Three games into the new season, and Liverpool is already in a state. It’s hardly a shocking revelation. In fact it’ll be easier to reflect over the past few years and pinpoint a time when they were not in crisis. Once again, the bane of the supporters is the club’s owners. Following the closure of the summer transfer window, Liverpool fans recoiled in anger at the removal of Andy Carroll and the lack of a replacement. In an instant, a realization dawned on the Liverpool faithful: Where are the goals going to come from? All of a sudden, Andy Carroll has been depicted as an acclaimed goal scorer and a vital component of the Liverpool squad despite the fact that for the previous eighteen months he was the laughing stock of English football having contributed a measly six league goals in his brief Anfield career.
In perspective, Liverpool had a fairly successful transfer window. Since Brendan Rodgers was assigned his post as manager in June, he has steadily gone about eradicating any remnant of the ill-fated reign of Kenny Dalglish. Key players during King Kenny’s tenure have been shipped out. Charlie Adam was sold to Stoke on deadline day, Jay Spearing was shipped out on loan to Championship side Bolton, whilst Dirk Kuyt and Maxi Rodriguez moved to Turkey and Argentina respectively to join Carroll on the outgoing list. Rodgers then went about stamping his own mark on the club and signed Joe Allen, Fabio Borini and Nuri Sahin, among others. The first two players Rodgers knows very well; Allen was a star of last season as Swansea broke tradition and claimed an excellent mid-table position in their first season in the top flight, and Borini impressed Swansea when on loan from Chelsea during the Swans’ promotion year in the Championship. On paper at least, you have to agree that Allen, Borini and Sahin represent an upgrade for Liverpool.

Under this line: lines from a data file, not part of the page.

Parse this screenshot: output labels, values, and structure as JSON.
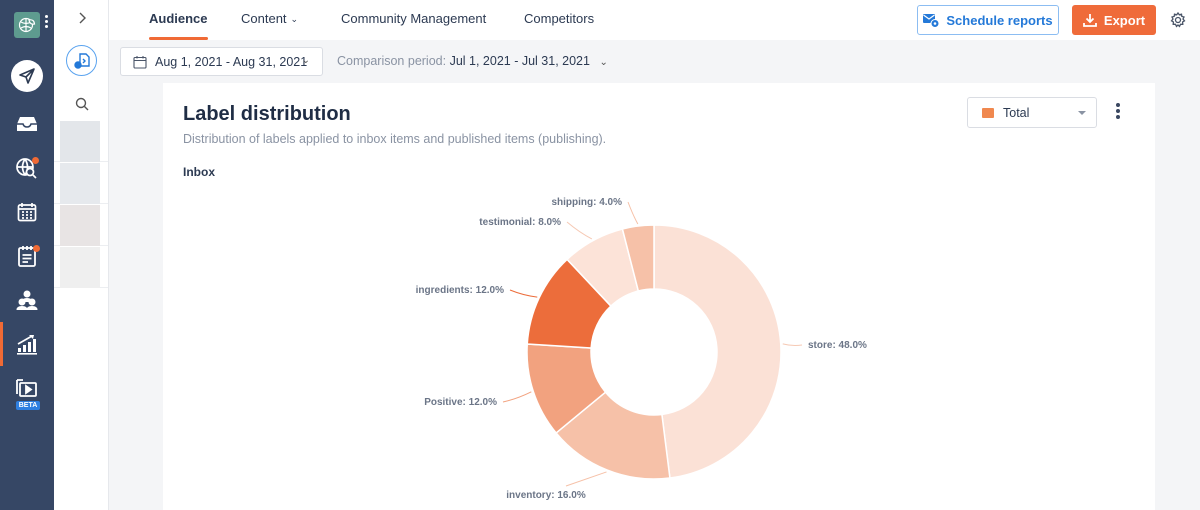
{
  "leftnav": {
    "items": [
      {
        "name": "compose",
        "icon": "paper-plane-icon"
      },
      {
        "name": "inbox",
        "icon": "inbox-tray-icon"
      },
      {
        "name": "listening",
        "icon": "globe-search-icon",
        "badge": true
      },
      {
        "name": "calendar",
        "icon": "calendar-icon"
      },
      {
        "name": "tasks",
        "icon": "clipboard-icon",
        "badge": true
      },
      {
        "name": "people",
        "icon": "people-icon"
      },
      {
        "name": "analytics",
        "icon": "analytics-chart-icon",
        "active": true
      },
      {
        "name": "video",
        "icon": "video-library-icon",
        "badge_text": "BETA"
      }
    ]
  },
  "tabs": [
    {
      "label": "Audience",
      "active": true
    },
    {
      "label": "Content",
      "dropdown": true
    },
    {
      "label": "Community Management"
    },
    {
      "label": "Competitors"
    }
  ],
  "toolbar": {
    "schedule_label": "Schedule reports",
    "export_label": "Export"
  },
  "filters": {
    "date_range": "Aug 1, 2021 - Aug 31, 2021",
    "comparison_label": "Comparison period:",
    "comparison_range": "Jul 1, 2021 - Jul 31, 2021"
  },
  "card": {
    "title": "Label distribution",
    "subtitle": "Distribution of labels applied to inbox items and published items (publishing).",
    "section": "Inbox",
    "metric_select": "Total"
  },
  "colors": {
    "accent": "#ef6b3a",
    "primary_blue": "#2479d8",
    "nav_bg": "#364765"
  },
  "chart_data": {
    "type": "pie",
    "subtype": "donut",
    "title": "Inbox",
    "start": "top",
    "direction": "clockwise",
    "slices": [
      {
        "label": "store",
        "value": 48.0,
        "display": "store: 48.0%",
        "color": "#fbe1d6"
      },
      {
        "label": "inventory",
        "value": 16.0,
        "display": "inventory: 16.0%",
        "color": "#f6c1a8"
      },
      {
        "label": "Positive",
        "value": 12.0,
        "display": "Positive: 12.0%",
        "color": "#f2a27f"
      },
      {
        "label": "ingredients",
        "value": 12.0,
        "display": "ingredients: 12.0%",
        "color": "#ec6d3b"
      },
      {
        "label": "testimonial",
        "value": 8.0,
        "display": "testimonial: 8.0%",
        "color": "#fce3d8"
      },
      {
        "label": "shipping",
        "value": 4.0,
        "display": "shipping: 4.0%",
        "color": "#f6c1a8"
      }
    ]
  }
}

Therefore, Brendan Rodgers has a strong side to play with. A top six finish is certainly within their grasp, whilst a top four spot is not wholly impossible. The Reds have a strong spine with which to work with. Pepe Reina, Martin Skrtel, Daniel Agger, Steven Gerrard and Luis Suarez represent a solid base to a team that should be much more competitive than what they have offered so far.
The fans do have a right to be unhappy with the poor start to the season. The 3-0 opening day defeat to West Brom immediately placed pressure on Rodgers, though they did improve in the following game to champions Man City. However, the defeat to Arsenal yesterday suggests that Liverpool lack the guile and steel to really challenge the top sides in England. Arsenal was in a similar state to Liverpool going into the game. They had yet to score in the league and put in two limp performances against Sunderland and Stoke in the build-up to the match at Anfield. Despite that, they outplayed Liverpool and deserved the win. That should be cause for concern for the Liverpool coaching staff.
The poor start means that Brendan Rodgers is already feeling the heat. You sense that he could be another Roy Hodgson in the making. After the international break, which is well timed from Liverpool’s point of view, they face Man United at home. A win against their hated rivals would get the fans behind Rodgers and inject confidence into the team to get their season going. A defeat, however, would turn the Kop against the manager even more, and the owners will inevitably come in for more abuse regarding their leadership of the club.
Regardless, the club owners and the current manager cannot be held accountable for the troubles at Anfield. Fenway Sports Group, led by John W. Henry, gave Dalglish over £100m to spend during his reign. He squandered it by over spending on the likes of Andy Carroll, Jordan Henderson, Charlie Adam and Stewart Downing. FSG certainly didn’t help matters by selling Fernando Torres on the final day of the 2011 winter transfer window, but surely Dalglish could have recruited a better replacement than Andy Carroll?
In any case, the end result was an appalling 8th place finish and the sacking of the Liverpool legend. Rodgers has inherited a side short of morale and in desperate need to placate the supporters. Henry and his consortium shouldn’t have to release an open letter to the fans explaining their actions over the summer, but such is the drama at Anfield that every move is scrutinized and compared to glorious times gone by when the club were the cream of Europe’s crop. Unless Rodgers is given the time and space to reverse the club’s fortunes and get them performing once more, starting with a top 6 finish this season, Liverpool will continue to be stuck in the mire with finger pointing being the more prevalent sport than football at Anfield.